Match-fixer denies predicting outcome of World Cup match
By Gerald Imray and John Leicester ,AP
July 3, 2014, 12:05 am TWN
RIO DE JANEIRO -- A convicted match-fixer denied a report in a German magazine Tuesday that he predicted the result and details of a World Cup soccer match.
Cameroon's soccer federation said it was investigating the report in der Spiegel magazine that Wilson Raj Perumal accurately predicted in an online chat with one of its journalists that Cameroon would lose 4-0 to Croatia and would have a player sent off in the first half.
And that is exactly what happened in the June 18 match. Cameroon midfielder Alex Song was sent off before halftime for striking Croatia striker Mario Mandzukic in the back.
Der Spiegel's claims rang alarm bells because Perumal is the best-known match-fixer in soccer. He was convicted of fixing matches in Finland and suspected of fixing other games in Africa and involving African teams. He also isn't averse to self-publicity, having recently published memoirs with two journalists as co-authors.
Perumal denied having predicted the outcome.
"The Facebook chat with the Der Spiegel journalist took place a few days after the match - June 21st, as confirmed by my Facebook log," his statement said.
"At no time did I make reference to four goals being scored or to a red card being issued. At no time did I suggest that I had any way of corroborating or substantiating what was meant to be an educated guess based on my extensive match-fixing experience. Last but not least: at no time was I informed by the Der Spiegel journalist that our chat was going to end up in the German publication."

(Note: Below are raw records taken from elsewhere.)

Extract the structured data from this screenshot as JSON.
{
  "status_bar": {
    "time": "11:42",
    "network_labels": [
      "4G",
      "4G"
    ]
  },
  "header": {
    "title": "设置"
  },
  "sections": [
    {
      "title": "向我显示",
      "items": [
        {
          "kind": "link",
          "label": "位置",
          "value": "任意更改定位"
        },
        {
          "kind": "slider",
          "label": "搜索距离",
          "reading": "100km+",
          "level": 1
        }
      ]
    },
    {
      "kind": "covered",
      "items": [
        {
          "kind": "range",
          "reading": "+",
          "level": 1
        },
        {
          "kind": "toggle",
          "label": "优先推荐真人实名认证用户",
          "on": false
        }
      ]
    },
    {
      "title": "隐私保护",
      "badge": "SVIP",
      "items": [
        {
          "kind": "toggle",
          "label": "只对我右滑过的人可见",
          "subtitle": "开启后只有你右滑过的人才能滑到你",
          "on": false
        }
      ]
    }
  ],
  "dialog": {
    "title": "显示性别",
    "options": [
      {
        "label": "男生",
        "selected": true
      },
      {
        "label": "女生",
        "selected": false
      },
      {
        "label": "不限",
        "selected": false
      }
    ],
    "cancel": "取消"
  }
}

"I am shocked and amazed that a respected magazine such as Der Spiegel would go so far as to fabricate statements by yours truly with the visible aim of stirring the row over match-fixing," he said. "I apologize to the Cameroon FA and to its fans if I inadvertently offended them; it was not my intention. I strongly believe that Der Spiegel should also do the same since they placed words in my mouth that I did not utter."